Workshops

Got Ideas?

Are you interested in co-hosting a workshop at your site or school? Want to propose a workshop idea for THV to produce? Have a book to suggest for a virtual discussion group? Use the contact form to tell us about it.

Past Programs

Many Thousands Gone: Using Primary Sources to Teach about Slavery in the Hudson Valley, Susan Stessin-Cohn, New Paltz town historian former teacher, and author. More. (March 2017)

Of Time & Rivers Flowing: Teaching About the Dynamic Hudson, featured staff from the Hudson River Estuary Program, NYS Dept. of Environmental Conservation. Get details and resources. (December 2016)

Eleanor Roosevelt and the Universal Declaration of Human Rights, featured Mary Johnson, senior historian, Facing History and Ourselves. Read more and get resources. (April 2016)

At Home in the Hudson Valley: Teaching about Wildlife Habitats & Why They Matter. Guided by staff from the Hudson River Estuary Program, NYS Dept. of Environmental Conservation. Get resources. (December 2015)

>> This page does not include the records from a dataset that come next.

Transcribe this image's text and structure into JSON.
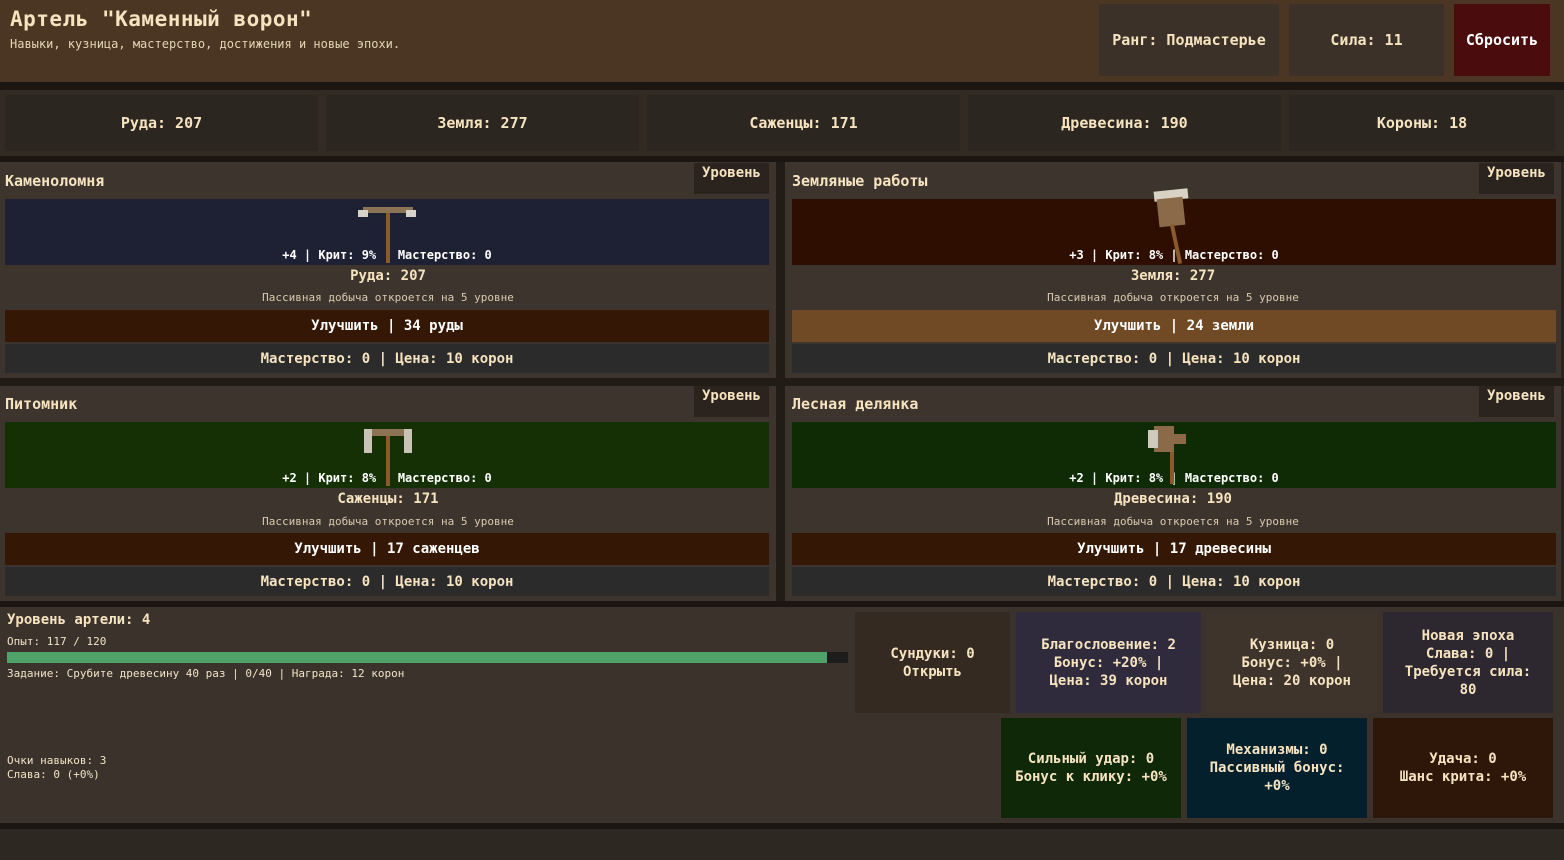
{
  "header": {
    "title": "Артель \"Каменный ворон\"",
    "subtitle": "Навыки, кузница, мастерство, достижения и новые эпохи.",
    "rank": "Ранг: Подмастерье",
    "power": "Сила: 11",
    "reset_label": "Сбросить"
  },
  "resources": [
    {
      "label": "Руда: 207"
    },
    {
      "label": "Земля: 277"
    },
    {
      "label": "Саженцы: 171"
    },
    {
      "label": "Древесина: 190"
    },
    {
      "label": "Короны: 18"
    }
  ],
  "panels": [
    {
      "title": "Каменоломня",
      "level_label": "Уровень",
      "stats": "+4 | Крит: 9% | Мастерство: 0",
      "resource": "Руда: 207",
      "passive": "Пассивная добыча откроется на 5 уровне",
      "upgrade": "Улучшить | 34 руды",
      "mastery": "Мастерство: 0 | Цена: 10 корон",
      "tool_icon": "pickaxe-icon",
      "scene_color": "#1e2134",
      "upgrade_color": "#341705"
    },
    {
      "title": "Земляные работы",
      "level_label": "Уровень",
      "stats": "+3 | Крит: 8% | Мастерство: 0",
      "resource": "Земля: 277",
      "passive": "Пассивная добыча откроется на 5 уровне",
      "upgrade": "Улучшить | 24 земли",
      "mastery": "Мастерство: 0 | Цена: 10 корон",
      "tool_icon": "shovel-icon",
      "scene_color": "#2f0e02",
      "upgrade_color": "#6f4a25"
    },
    {
      "title": "Питомник",
      "level_label": "Уровень",
      "stats": "+2 | Крит: 8% | Мастерство: 0",
      "resource": "Саженцы: 171",
      "passive": "Пассивная добыча откроется на 5 уровне",
      "upgrade": "Улучшить | 17 саженцев",
      "mastery": "Мастерство: 0 | Цена: 10 корон",
      "tool_icon": "hoe-icon",
      "scene_color": "#143004",
      "upgrade_color": "#341705"
    },
    {
      "title": "Лесная делянка",
      "level_label": "Уровень",
      "stats": "+2 | Крит: 8% | Мастерство: 0",
      "resource": "Древесина: 190",
      "passive": "Пассивная добыча откроется на 5 уровне",
      "upgrade": "Улучшить | 17 древесины",
      "mastery": "Мастерство: 0 | Цена: 10 корон",
      "tool_icon": "axe-icon",
      "scene_color": "#0e2b06",
      "upgrade_color": "#341705"
    }
  ],
  "guild": {
    "level": "Уровень артели: 4",
    "xp": "Опыт: 117 / 120",
    "xp_progress": 0.975,
    "task": "Задание: Срубите древесину 40 раз | 0/40 | Награда: 12 корон",
    "skill_points": "Очки навыков: 3",
    "fame": "Слава: 0 (+0%)"
  },
  "cards": {
    "chests": [
      "Сундуки: 0",
      "Открыть"
    ],
    "blessing": [
      "Благословение: 2",
      "Бонус: +20% |",
      "Цена: 39 корон"
    ],
    "forge": [
      "Кузница: 0",
      "Бонус: +0% |",
      "Цена: 20 корон"
    ],
    "new_era": [
      "Новая эпоха",
      "Слава: 0 |",
      "Требуется сила:",
      "80"
    ],
    "strong_hit": [
      "Сильный удар: 0",
      "Бонус к клику: +0%"
    ],
    "mechanisms": [
      "Механизмы: 0",
      "Пассивный бонус:",
      "+0%"
    ],
    "luck": [
      "Удача: 0",
      "Шанс крита: +0%"
    ]
  },
  "colors": {
    "progress_fill": "#4fa36a",
    "progress_track": "#1d1d1d"
  }
}
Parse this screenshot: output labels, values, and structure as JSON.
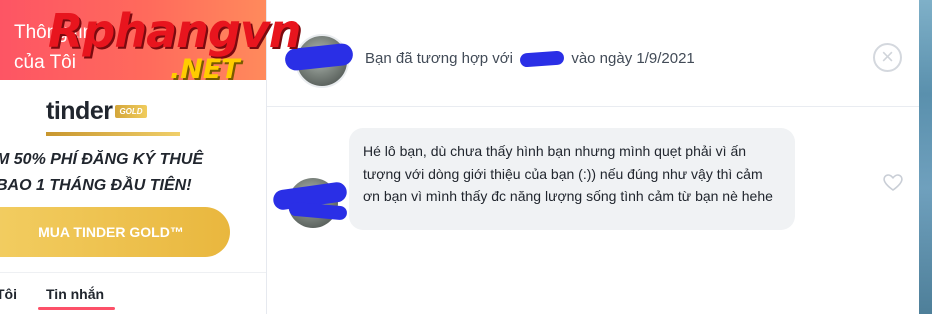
{
  "sidebar": {
    "header_title": "Thông tin của Tôi",
    "watermark": {
      "main": "Rphangvn",
      "sub": ".NET"
    },
    "brand": {
      "name": "tinder",
      "badge": "GOLD"
    },
    "promo_line1": "M 50% PHÍ ĐĂNG KÝ THUÊ",
    "promo_line2": "BAO 1 THÁNG ĐẦU TIÊN!",
    "gold_button_label": "MUA TINDER GOLD™",
    "tabs": [
      {
        "label": "Tôi"
      },
      {
        "label": "Tin nhắn",
        "active": true
      }
    ]
  },
  "match_header": {
    "prefix": "Bạn đã tương hợp với",
    "suffix": "vào ngày 1/9/2021"
  },
  "messages": [
    {
      "text": "Hé lô bạn, dù chưa thấy hình bạn nhưng mình quẹt phải vì ấn tượng với dòng giới thiệu của bạn (:)) nếu đúng như vậy thì cảm ơn bạn vì mình thấy đc năng lượng sống tình cảm từ bạn nè hehe"
    }
  ],
  "icons": {
    "close": "close-icon",
    "like": "heart-icon"
  },
  "colors": {
    "accent": "#fd5068",
    "gold": "#e9b73e",
    "redaction": "#2a2fe6"
  }
}
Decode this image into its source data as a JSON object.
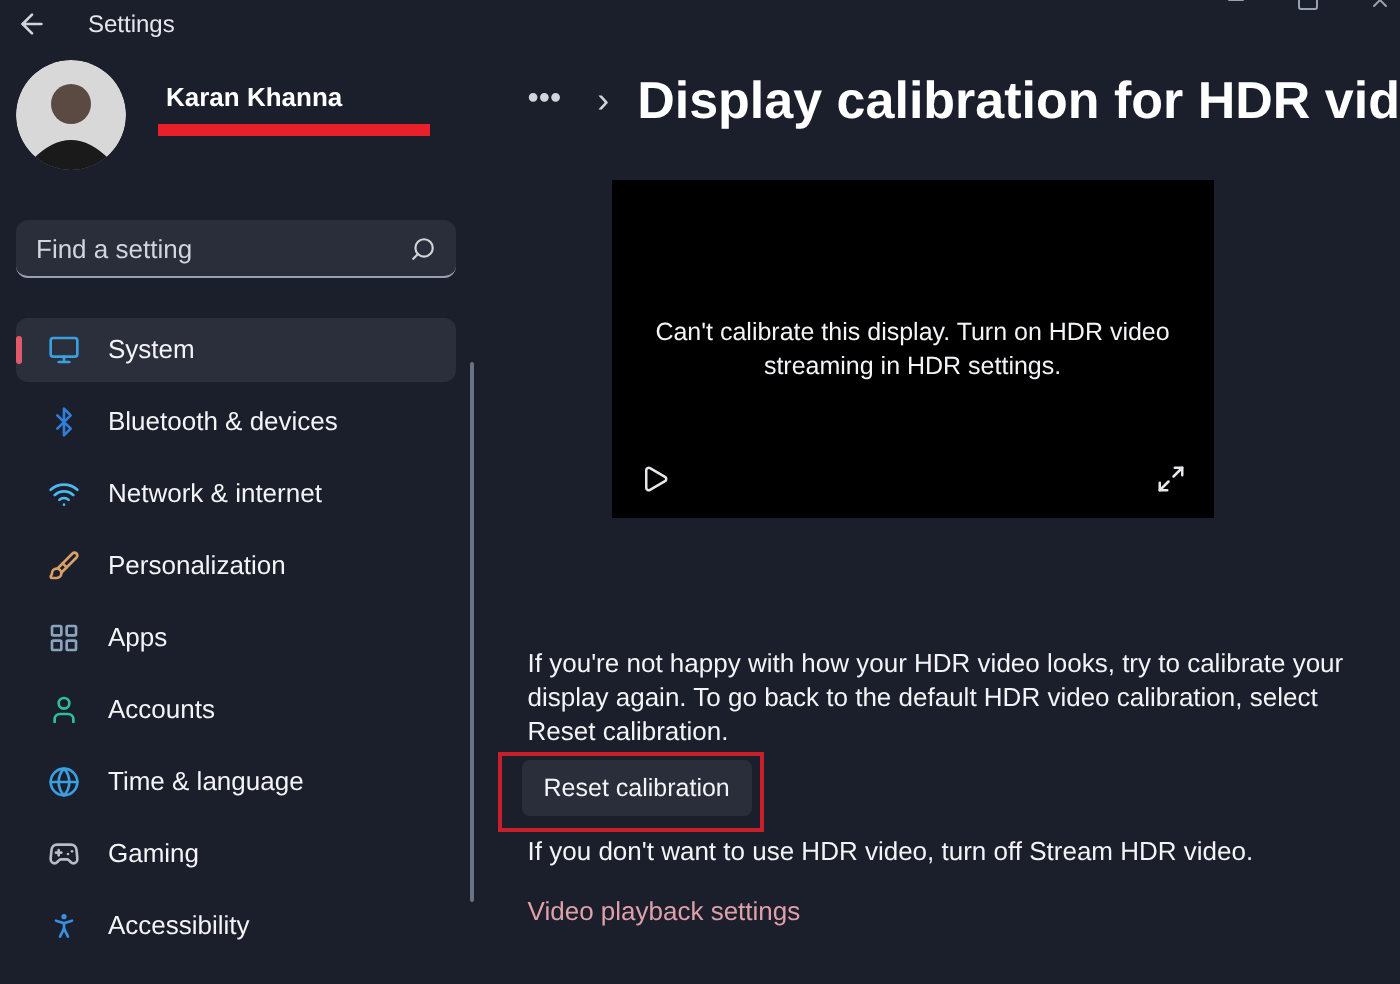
{
  "window": {
    "title": "Settings"
  },
  "profile": {
    "name": "Karan Khanna",
    "redacted": true
  },
  "search": {
    "placeholder": "Find a setting"
  },
  "sidebar": {
    "items": [
      {
        "label": "System",
        "selected": true
      },
      {
        "label": "Bluetooth & devices",
        "selected": false
      },
      {
        "label": "Network & internet",
        "selected": false
      },
      {
        "label": "Personalization",
        "selected": false
      },
      {
        "label": "Apps",
        "selected": false
      },
      {
        "label": "Accounts",
        "selected": false
      },
      {
        "label": "Time & language",
        "selected": false
      },
      {
        "label": "Gaming",
        "selected": false
      },
      {
        "label": "Accessibility",
        "selected": false
      }
    ]
  },
  "breadcrumb": {
    "overflow": "•••",
    "separator": "›",
    "title": "Display calibration for HDR vid"
  },
  "video": {
    "message": "Can't calibrate this display. Turn on HDR video streaming in HDR settings."
  },
  "description": "If you're not happy with how your HDR video looks, try to calibrate your display again. To go back to the default HDR video calibration, select Reset calibration.",
  "reset_button": {
    "label": "Reset calibration",
    "highlighted": true
  },
  "note": "If you don't want to use HDR video, turn off Stream HDR video.",
  "link": "Video playback settings"
}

Creating Access for All: Universally Designed Outdoor Learning Experiences. Kathy Ambrosini, education director, Mohonk Preserve, guided participants through exercises and strategies to engage a wide variety of abilities and learning styles. Read more and find resources. (November 2015)

Stone Workers: New Croton Dam Walking Tours. Laura Compagni-Sabella, museum educator and board member at Friends of the Old Croton Aqueduct, discussed concrete, labor, water and more in tours especially designed for educators. Laura also shared social studies activities and lesson plans she created for grades 5-11, Immigrant Living & Working Conditions at the New Croton Dam. (April 2015)

Climate change workshop participants. Photo: Bill Urbin, NPS.

Covering Climate Change in the Classroom. The Hudson River Estuary Program, NYS Dept. of Environmental Conservation shared proven methods for exploring climate change with students. (November 2014) Get resources.

Interpreting Northern Slavery, James DeWolf Perry, executive director, the Tracing Center on Histories & Legacies of Slavery. Cosponsors: Historic Huguenot Street, Mid-Hudson Anti-Slavery History Project, Putnam History Museum, and Hudson River Valley Institute at Marist College. Read more. (May 2013)

Using Primary Resources to Teach the Hudson Valley, a five-part series facilitated by Susan Stessin-Cohn and offered twice in 2012-13. Cosponsored by the SE NY Library Resources Council and made possible by a grant from the Library of Congress Teaching with Primary Sources Program, Eastern Region, Waynesburg University. Learn more.

Virtual book groups are entirely asynchronous, i.e., participants log in each week at their convenience to get assignments and see what others are thinking. Certificates are awarded to those who finish the book, answer weekly questions based on the reading, reply to at least one post per week from a colleague, and complete a final project, such as an activity or lesson plan or a short essay, story, or poem for posting on THV’s blog. Past book groups:

Learning to Make Choices for the Future: Connecting Public Lands, Schools, and Communities through Place-Based Learning and Civic Engagement, by Center for Place-Based Learning and Community Engagement, summer 2017.

The National Parks: America’s Best Idea by Dayton Duncan and Ken Burns, summer 2016 and winter 2017.

The Incidental Steward: Reflections on Citizen Science by Hudson Valley author Akiko Busch, summer 2015 and winter 2015-16.

Cultivating Joy & Wonder: Educating for Sustainability in Early Childhood Through Nature, Food, and Community by Emily Hoyler and Linda Wellings, edited and designed by Holly Brough, summer 2014.

Last Child in the Woods: Saving Our Children from Nature-Deficit Disorder by Richard Louv, 2013.

Photos of past workshops by Bill Urbin, Roosevelt-Vanderbilt National Historic Sites, National Park Service.